Changing the leader need not spell doom

Andrew Alexander

Last updated at 13:31 13 April 2004

Nervous Tories claim that changing the leadership now would demonstrate such internal divisions that it would kill all chance of an election victory. But there is no evidence that splits over the leadership doom a party, quite the contrary. In the early Fifties, senior Tories grumbled constantly that Churchill was overstaying his welcome. Eden, his successor, went on to boost the Conservative majority in 1955.

Macmillan, chosen after Eden, came in for cruel criticism from Tory MPs in 1962. Yet his successor, Sir Alec Douglas-Home, very nearly won a fourth Conservative victory in 1964.

The bitter struggle over Ted Heath's leadership in 1965 did not prevent Margaret Thatcher from triumphing in 1979. Despite her brutal assassination in 1990, John Major scored an election triumph in 1992. In short, there is no reason to fear change.

Any doubts I had about Iain Duncan Smith's cause being lost were dispelled when Tory MP Sir Patrick Cormack urged him to call for a (probably fatal) vote of confidence.

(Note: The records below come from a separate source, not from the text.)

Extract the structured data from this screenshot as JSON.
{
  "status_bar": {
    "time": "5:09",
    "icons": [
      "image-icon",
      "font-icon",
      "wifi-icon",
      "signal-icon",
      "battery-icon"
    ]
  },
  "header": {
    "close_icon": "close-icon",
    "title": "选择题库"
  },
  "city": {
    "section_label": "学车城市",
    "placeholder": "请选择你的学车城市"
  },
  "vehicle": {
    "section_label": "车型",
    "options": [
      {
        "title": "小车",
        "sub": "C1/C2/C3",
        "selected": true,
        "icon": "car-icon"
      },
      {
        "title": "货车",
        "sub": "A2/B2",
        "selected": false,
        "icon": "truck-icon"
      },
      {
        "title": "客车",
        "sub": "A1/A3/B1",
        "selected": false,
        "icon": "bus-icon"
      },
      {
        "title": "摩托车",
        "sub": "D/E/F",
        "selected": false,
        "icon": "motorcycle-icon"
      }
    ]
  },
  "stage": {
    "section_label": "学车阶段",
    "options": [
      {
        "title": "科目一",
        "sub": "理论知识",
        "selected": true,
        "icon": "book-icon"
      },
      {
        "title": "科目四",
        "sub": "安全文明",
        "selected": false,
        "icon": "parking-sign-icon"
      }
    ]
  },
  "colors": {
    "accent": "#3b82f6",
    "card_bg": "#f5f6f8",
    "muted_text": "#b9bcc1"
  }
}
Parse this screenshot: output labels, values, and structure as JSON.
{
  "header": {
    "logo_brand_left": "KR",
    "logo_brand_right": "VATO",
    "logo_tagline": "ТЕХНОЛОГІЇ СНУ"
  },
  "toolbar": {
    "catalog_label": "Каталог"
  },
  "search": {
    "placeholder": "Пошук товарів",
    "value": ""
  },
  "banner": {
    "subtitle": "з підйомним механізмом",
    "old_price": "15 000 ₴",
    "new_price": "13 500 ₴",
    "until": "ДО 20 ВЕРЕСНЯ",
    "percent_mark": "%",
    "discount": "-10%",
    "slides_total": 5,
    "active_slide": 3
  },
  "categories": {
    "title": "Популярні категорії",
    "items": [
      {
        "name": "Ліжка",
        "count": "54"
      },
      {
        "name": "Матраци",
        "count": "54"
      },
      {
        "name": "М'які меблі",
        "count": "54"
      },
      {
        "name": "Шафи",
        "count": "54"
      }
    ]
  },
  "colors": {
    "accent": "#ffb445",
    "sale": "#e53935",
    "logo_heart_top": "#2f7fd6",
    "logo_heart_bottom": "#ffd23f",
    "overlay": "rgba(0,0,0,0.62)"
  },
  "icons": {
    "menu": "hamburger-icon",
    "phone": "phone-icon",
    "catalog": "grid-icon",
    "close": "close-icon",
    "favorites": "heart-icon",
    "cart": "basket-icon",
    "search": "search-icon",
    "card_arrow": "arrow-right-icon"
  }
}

Cormack is not a particularly mighty or influential figure in the party, though he sits on the 1922 executive. But he is a weathercock.

There is always at least one Tory MP to watch in the party who will tell you which way the wind has settled.

This does not involve much swinging backwards and forwards, far from it.

But when he announces that a cause is effectively lost, you may be sure that it is.

At that point, you drop what you are doing and head for the lifeboat - where you will find him already seated.

We grumpy old men have a lot to grumble about these days, sometimes including other grumpy old men.

Two who deserve to be drummed out of the club are Alan Watkins of the Independent on Sunday and Sir Peregrine Worsthorne writing in The Spectator.

They have now launched savage attacks on Margaret Thatcher from both political wings. WRITES Watkins: 'Margaret Thatcher won her three elections, but destroyed England in the process.' In Worsthorne's review of a Thatcher biography, amid familiar wailings about the decline and fall of the country - for him it has been downhill ever since the reform Act of 1832 - he accuses her of 'debauching' the standards for which her father, Alderman Roberts, stood.

We are witnessing the continuing process of creating a myth about her which is so weird that it needs the assistance of psychologists to explain it.

Old men forget, of course. Looking back on an imagined golden age is a common enough human activity.

But what on earth can it be that Watkins and Worsthorne miss from the pre-1979 era?

Surely it cannot be the way that trade unions ruled and ruined the country - and held Fleet Street to constant ransom, among other things. And it could hardly be the laws which forbade you taking your own capital abroad, or even enough for a good holiday.

Do Watkins and Worsthorne look back longingly to tax rates which could be over 90 pc ? Or the vast subsidies for nationalised industries?

It is hard to believe that anyone misses the farce of official wage and price controls, supposed to prevent inflation but never doing so.

No one, surely, could look back with anything but horror at inflation running at a five-year average of 15pc when Thatcher came to office - down to 6pc when she left. Or Britain's deserved reputation as the sick man of Europe.

Nor, one would think, would either man regret her ending the campaign to destroy the grammar schools.

Of course many things have got worse over the past 30 years or more - and continue to do so under New Labour: crime and educational standards so obviously. But these are not symptoms of Thatcherism; rather of the long-term failure of the political elite to display the courage to act.

Even allowing for Fleet Street at its most excitable, politicians at their silliest and the public at its dumbest, the brouhaha about Matthew Barrett and credit cards must rank as exceptionally daft.

The Chief Executive of Barclays merely told a Commons committee that borrowing on a card was expensive.

He would not do it. He tried, though not always successfully, to persuade members of his family to pay off their card bills within the allowed time and not to incur interest charges.

But who thinks that borrowing through cards is cheap? Should such people be allowed out, except on a lead?

Borrowing on a card can be convenient, as can shopping late at night at a corner shop. But I have yet to meet, or even imagine, the person who thinks that the prices charged there will be as low as at Tesco.

Suppose that Barrett had, by contrast, said that card credit was not expensive, that he encouraged his family to borrow that way.

Then I for one would wonder if he was fit to run a bank. MPs, and no doubt the Press, would have risen like a swarm of bees and attacked him for financial illiteracy and encouraging people to incur excessive debts.

But being a banker, there was of course no way he could win.

No comments have so far been submitted. Why not be the first to send us your thoughts, or debate this issue live on our message boards.

We are no longer accepting comments on this article.

Who is this week's top commenter? Find out now